Over 30 current and former players attended the event, including new Minnesota Wild Zach Parise and Ryan Suter. Jablonski had spoken with Parise, a Minnesota native, over the winter and even threw a recruiting pitch to him before he signed with the team.
According to MYFOX9, over $120,000 was raised from ticket sales for the event and a silent auction.
From CBS 4:
"The ABLE program, which is funded by the Reeve Foundation, has made such a difference in Jack's life," Leslie said.
At the Courage Center, Jablonski has moved from the simple to the remarkable. He can walk upright in a harness and do sit ups to tighten his core. He even swims.
"This stuff is unheard of," Leslie said. "He wasn't supposed to be able to move his arms, his legs."
In seven months, Jablonski's made large strides. He plans to return to school on a regular basis and as he told Bob Sansevere of the Duluth News Tribune, it's a long road ahead, but he's got a positive mind-frame on things:
BS: What are your doctors telling you now? Are they encouraging about being able to walk again?
JJ: I haven't talked a lot (with doctors) since I left Sister Kenny in April. They said there always are possibilities and there always are miracles. I believe in that. They can always be wrong. When they give you the news that this or that can happen, they always have to give you the worst. We understand that. I believe they're wrong. And I know they'll be wrong. It's just a matter of time and looking forward.
Jablonski tweeted Thursday night that "Tonight is a night to remember." Judging by what he's accomplished in seven months, there looks to be many more.

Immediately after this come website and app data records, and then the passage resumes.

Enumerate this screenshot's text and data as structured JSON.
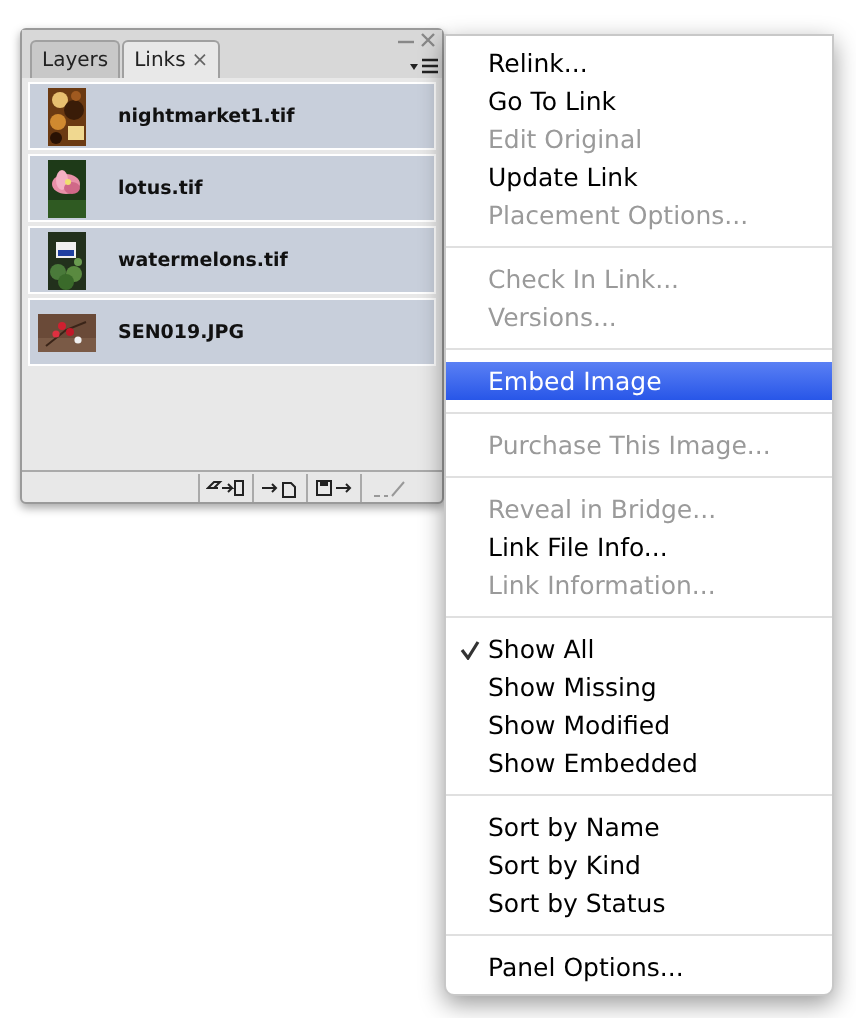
{
  "panel": {
    "tabs": [
      {
        "label": "Layers",
        "selected": false,
        "closable": false
      },
      {
        "label": "Links",
        "selected": true,
        "closable": true
      }
    ],
    "close_glyph": "×",
    "links": [
      {
        "name": "nightmarket1.tif"
      },
      {
        "name": "lotus.tif"
      },
      {
        "name": "watermelons.tif"
      },
      {
        "name": "SEN019.JPG"
      }
    ]
  },
  "menu": {
    "groups": [
      [
        {
          "label": "Relink...",
          "disabled": false,
          "checked": false,
          "selected": false
        },
        {
          "label": "Go To Link",
          "disabled": false,
          "checked": false,
          "selected": false
        },
        {
          "label": "Edit Original",
          "disabled": true,
          "checked": false,
          "selected": false
        },
        {
          "label": "Update Link",
          "disabled": false,
          "checked": false,
          "selected": false
        },
        {
          "label": "Placement Options...",
          "disabled": true,
          "checked": false,
          "selected": false
        }
      ],
      [
        {
          "label": "Check In Link...",
          "disabled": true,
          "checked": false,
          "selected": false
        },
        {
          "label": "Versions...",
          "disabled": true,
          "checked": false,
          "selected": false
        }
      ],
      [
        {
          "label": "Embed Image",
          "disabled": false,
          "checked": false,
          "selected": true
        }
      ],
      [
        {
          "label": "Purchase This Image...",
          "disabled": true,
          "checked": false,
          "selected": false
        }
      ],
      [
        {
          "label": "Reveal in Bridge...",
          "disabled": true,
          "checked": false,
          "selected": false
        },
        {
          "label": "Link File Info...",
          "disabled": false,
          "checked": false,
          "selected": false
        },
        {
          "label": "Link Information...",
          "disabled": true,
          "checked": false,
          "selected": false
        }
      ],
      [
        {
          "label": "Show All",
          "disabled": false,
          "checked": true,
          "selected": false
        },
        {
          "label": "Show Missing",
          "disabled": false,
          "checked": false,
          "selected": false
        },
        {
          "label": "Show Modified",
          "disabled": false,
          "checked": false,
          "selected": false
        },
        {
          "label": "Show Embedded",
          "disabled": false,
          "checked": false,
          "selected": false
        }
      ],
      [
        {
          "label": "Sort by Name",
          "disabled": false,
          "checked": false,
          "selected": false
        },
        {
          "label": "Sort by Kind",
          "disabled": false,
          "checked": false,
          "selected": false
        },
        {
          "label": "Sort by Status",
          "disabled": false,
          "checked": false,
          "selected": false
        }
      ],
      [
        {
          "label": "Panel Options...",
          "disabled": false,
          "checked": false,
          "selected": false
        }
      ]
    ]
  }
}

Follow Sean Leahy on Twitter at @Sean_Leahy
- Sports & Recreation
- Ice Hockey
- Zach Parise
- Xcel Energy Center